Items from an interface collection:
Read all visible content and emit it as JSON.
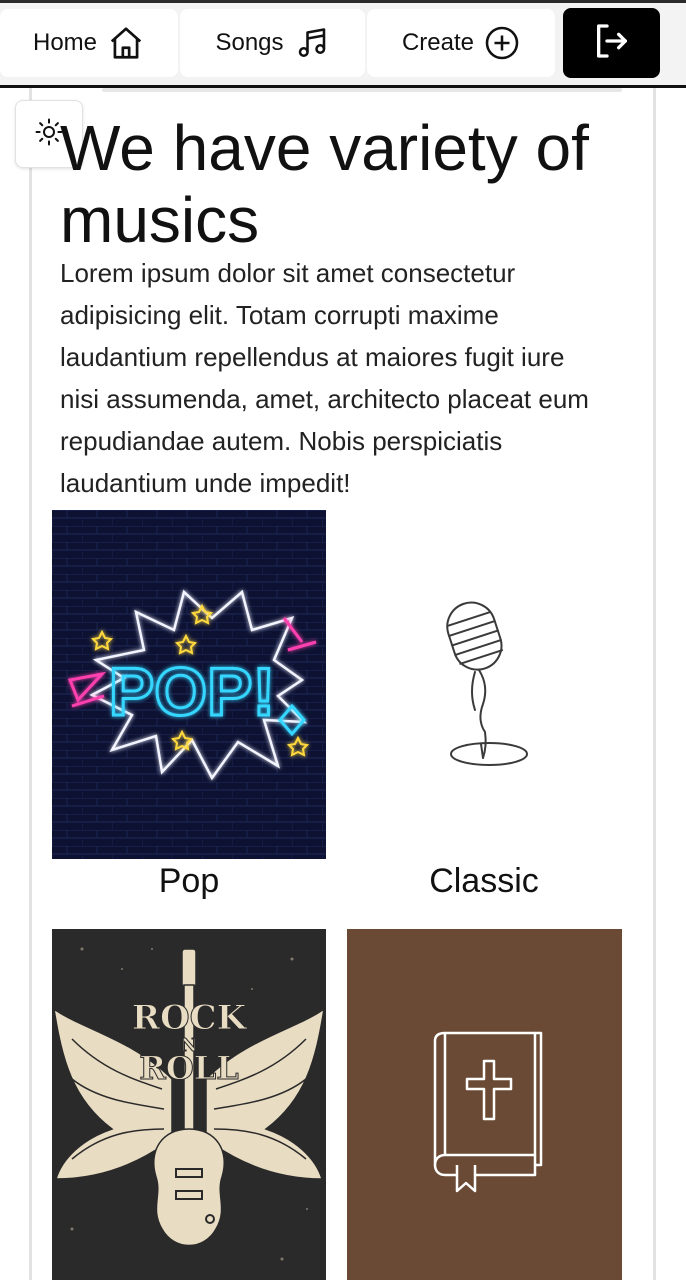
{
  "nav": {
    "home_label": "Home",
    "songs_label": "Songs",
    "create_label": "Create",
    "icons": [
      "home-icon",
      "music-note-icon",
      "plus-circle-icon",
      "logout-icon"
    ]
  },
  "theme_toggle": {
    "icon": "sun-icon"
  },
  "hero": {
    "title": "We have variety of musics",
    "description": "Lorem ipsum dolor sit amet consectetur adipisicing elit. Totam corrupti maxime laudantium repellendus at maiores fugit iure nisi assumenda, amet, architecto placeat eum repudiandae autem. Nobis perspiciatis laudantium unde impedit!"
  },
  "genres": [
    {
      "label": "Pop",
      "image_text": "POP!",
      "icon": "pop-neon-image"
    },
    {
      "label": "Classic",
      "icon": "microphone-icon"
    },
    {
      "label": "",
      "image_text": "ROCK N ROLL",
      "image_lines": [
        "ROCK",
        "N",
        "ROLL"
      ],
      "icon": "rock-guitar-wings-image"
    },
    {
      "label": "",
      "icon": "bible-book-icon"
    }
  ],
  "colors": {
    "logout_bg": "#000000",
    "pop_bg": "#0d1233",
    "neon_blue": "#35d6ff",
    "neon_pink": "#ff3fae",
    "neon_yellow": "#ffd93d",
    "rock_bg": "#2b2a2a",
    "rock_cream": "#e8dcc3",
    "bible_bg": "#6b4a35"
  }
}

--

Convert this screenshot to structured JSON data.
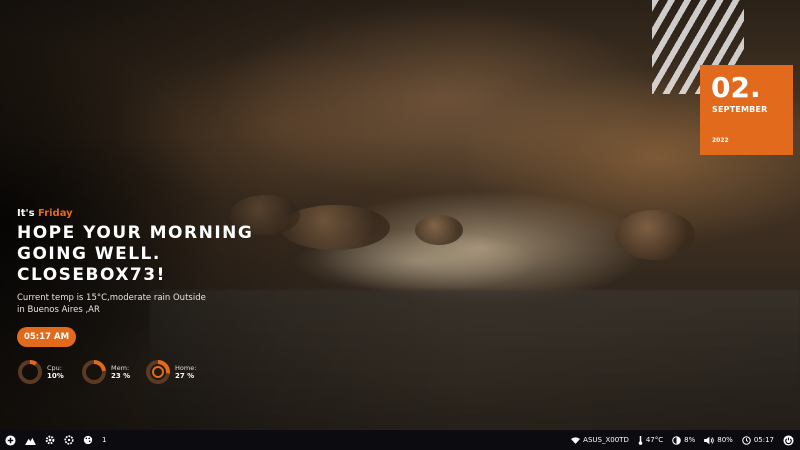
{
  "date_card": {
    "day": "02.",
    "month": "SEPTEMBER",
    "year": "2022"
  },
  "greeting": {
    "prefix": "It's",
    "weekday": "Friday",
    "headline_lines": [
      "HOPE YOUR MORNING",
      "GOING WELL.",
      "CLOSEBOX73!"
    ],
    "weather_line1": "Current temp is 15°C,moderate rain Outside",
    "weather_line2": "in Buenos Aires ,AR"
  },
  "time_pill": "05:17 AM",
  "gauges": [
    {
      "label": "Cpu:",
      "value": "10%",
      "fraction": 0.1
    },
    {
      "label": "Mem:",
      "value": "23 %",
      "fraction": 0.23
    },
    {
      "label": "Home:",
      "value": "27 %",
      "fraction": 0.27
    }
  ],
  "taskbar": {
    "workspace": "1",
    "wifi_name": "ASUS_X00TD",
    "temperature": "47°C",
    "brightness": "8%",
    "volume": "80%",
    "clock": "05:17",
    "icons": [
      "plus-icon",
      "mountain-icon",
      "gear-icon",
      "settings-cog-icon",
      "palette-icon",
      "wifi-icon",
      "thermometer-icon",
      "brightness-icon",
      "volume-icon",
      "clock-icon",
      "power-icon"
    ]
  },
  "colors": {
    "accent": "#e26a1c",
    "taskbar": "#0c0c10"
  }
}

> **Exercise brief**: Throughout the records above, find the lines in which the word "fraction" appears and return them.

> **Answer to the exercise**:
      "fraction": 0.1
      "fraction": 0.23
      "fraction": 0.27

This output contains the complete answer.